Community Development work is hard in Massachusetts but the challenges in Israel are even harder as they exist within a broader conflict and tension. While Arabs are full legal citizens, they attend separate schools, and often feel apart from the Israeli culture and society. On many occasions, we heard Arab people say that they want their history and story heard and recognized, even if it can’t be changed.
There are no CDCs in Hadar, Yaffo or anywhere in Israel. Local community groups provide many of the services that CDCs provide here in Boston, but non-profit organizations are not yet in the housing and redevelopment business and there is a growing desire to create community-led institutions that can lead positive development, build affordable housing, renovate dilapidated properties, preserve tenancies, and help some tenants become homeowners.
Activists in Hadar, Yaffo and elsewhere are looking to the United States for lessons. A team of 15 Israeli activists, lawyers, scholars and government officials visited Boston last week to learn more about the community development system here in Massachusetts. They met with several MACDC members and allies to learn about our system and to begin thinking about how to develop their own in Israel. Judging from the discussions we had, I think we helped inspire them to move forward with building a non-profit affordable housing and community development sector.
As for the broader conflict, I won’t try to say anything profound or insightful. I don’t think 12 days in Israel qualify me to offer anything new to what has been said by others more knowledgeable. However, on a personal level I left feeling optimistic because I had the great privilege to meet many brave people – Jews, Arabs and Palestinians -- who yearn for peace, who want to live together with dignity and justice for all, and who are dedicating their lives to creating a new reality for their children.

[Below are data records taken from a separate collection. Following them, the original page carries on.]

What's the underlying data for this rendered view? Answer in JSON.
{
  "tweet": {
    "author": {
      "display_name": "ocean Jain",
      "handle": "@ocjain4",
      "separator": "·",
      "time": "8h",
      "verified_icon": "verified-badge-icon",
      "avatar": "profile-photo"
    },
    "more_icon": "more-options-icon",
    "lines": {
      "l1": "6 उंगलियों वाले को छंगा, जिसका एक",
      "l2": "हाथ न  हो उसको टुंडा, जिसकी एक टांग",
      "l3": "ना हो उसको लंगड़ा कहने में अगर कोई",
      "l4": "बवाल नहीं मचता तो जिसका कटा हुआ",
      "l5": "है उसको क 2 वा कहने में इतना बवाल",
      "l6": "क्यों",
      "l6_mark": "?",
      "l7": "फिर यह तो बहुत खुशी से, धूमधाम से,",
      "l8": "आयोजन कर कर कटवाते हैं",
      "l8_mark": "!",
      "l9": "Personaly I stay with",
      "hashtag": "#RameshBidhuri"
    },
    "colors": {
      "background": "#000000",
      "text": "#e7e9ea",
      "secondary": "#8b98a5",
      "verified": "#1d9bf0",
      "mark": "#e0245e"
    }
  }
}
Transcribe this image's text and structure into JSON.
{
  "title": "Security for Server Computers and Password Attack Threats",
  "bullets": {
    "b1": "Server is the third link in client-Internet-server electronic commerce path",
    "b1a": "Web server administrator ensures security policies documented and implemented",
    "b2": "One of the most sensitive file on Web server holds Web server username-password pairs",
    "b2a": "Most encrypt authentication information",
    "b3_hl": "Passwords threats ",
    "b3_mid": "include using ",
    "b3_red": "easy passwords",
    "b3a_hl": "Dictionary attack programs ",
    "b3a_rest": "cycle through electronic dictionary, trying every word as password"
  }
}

If you want to see some of my pictures and learn more, join me for a brown bag lunch at the MACDC office, 15 Court Sq. on Wednesday, March 3 at 12:00pm.